31 Fordham Intell. Prop. Media & Ent. L.J. 118 (2020).
Article by Hadar Y. Jabotinsky*
ryptocurrencies are electronically generated and stored currencies by which users can trade either real or virtual objects with one another. As these digital assets gain popularity, the issue of how to regulate them becomes more pressing. Cryptocurrencies are attractive due in part to their decentralized, peer-to-peer structure. This makes them an alternative to national currencies which are controlled by central banks. Given that these cryptocurrencies are already replacing some of the “regular” national currencies and financial products, the question then arises—should they be regulated? And if so, how? This paper draws the legal distinction between cryptocurrencies which are in fact currency and those which are securities disguised as currency. It further suggests that in cases where a token is indeed a security, regular securities regulation should apply. In all other cases, anti-fraud measures should be in place to protect investors. Further regulation should only be put in place if the cryptocurrency starts increasing systemic risk in the general financial system.

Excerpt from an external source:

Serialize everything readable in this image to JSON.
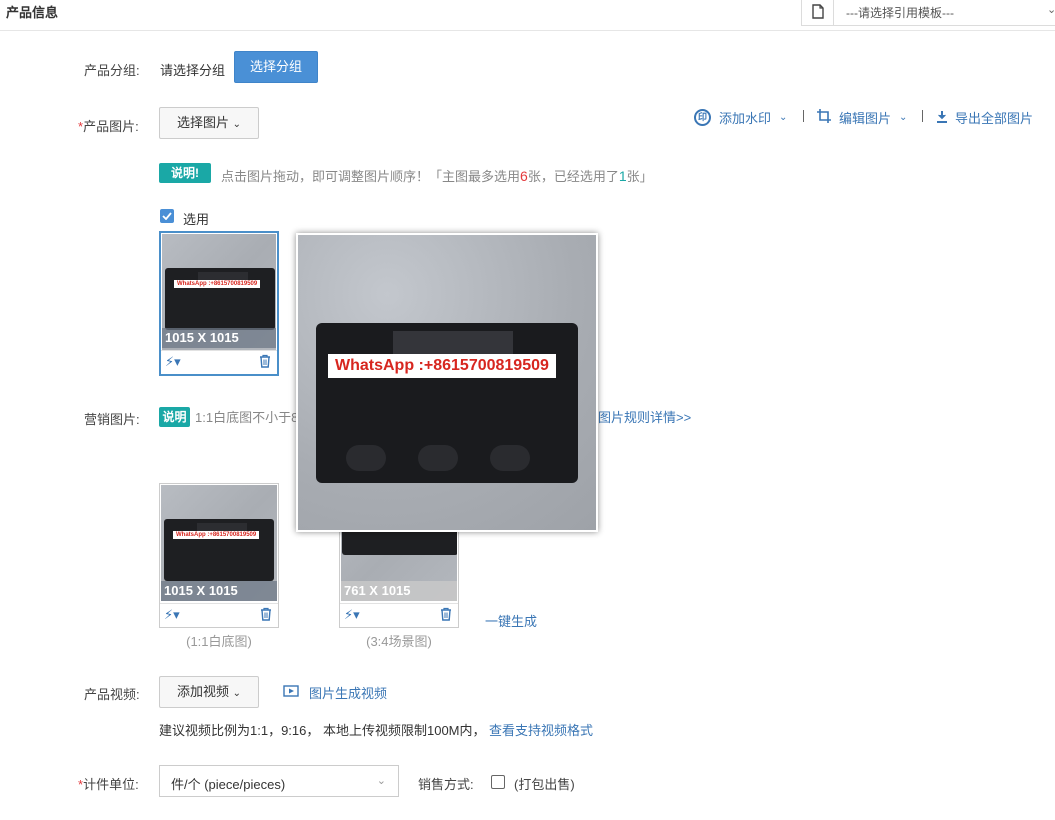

* Cegla Visiting Research Fellow at Tel Aviv University Law School, Israel and Research Fellow at the Hadar Jabotinsky Center for Interdisciplinary Research of Financial Markets, Crisis and Technology. I thank Lisa Bernstein, Stijn Claessens, Jesse Fried, Rob Nicholls, Mathias Siems, Omri Ben-Zvi, Kenny Pyetranker, Dean Steinbeck and the participants of the Digital Society Conference in Berlin (2017), and the Regulation of Virtual Currencies Workshop in Jerusalem (2018) for their helpful comments. I would also like to thank the Oxford Business Law Blog (OBLB) and the Columbia Law School Blue Sky Blog for featuring a news post about this Article. Last, many thanks to Satoshi Nakamoto for making this Article possible. This research was conducted with the support of the Israeli National Cyber Directorate (INCD).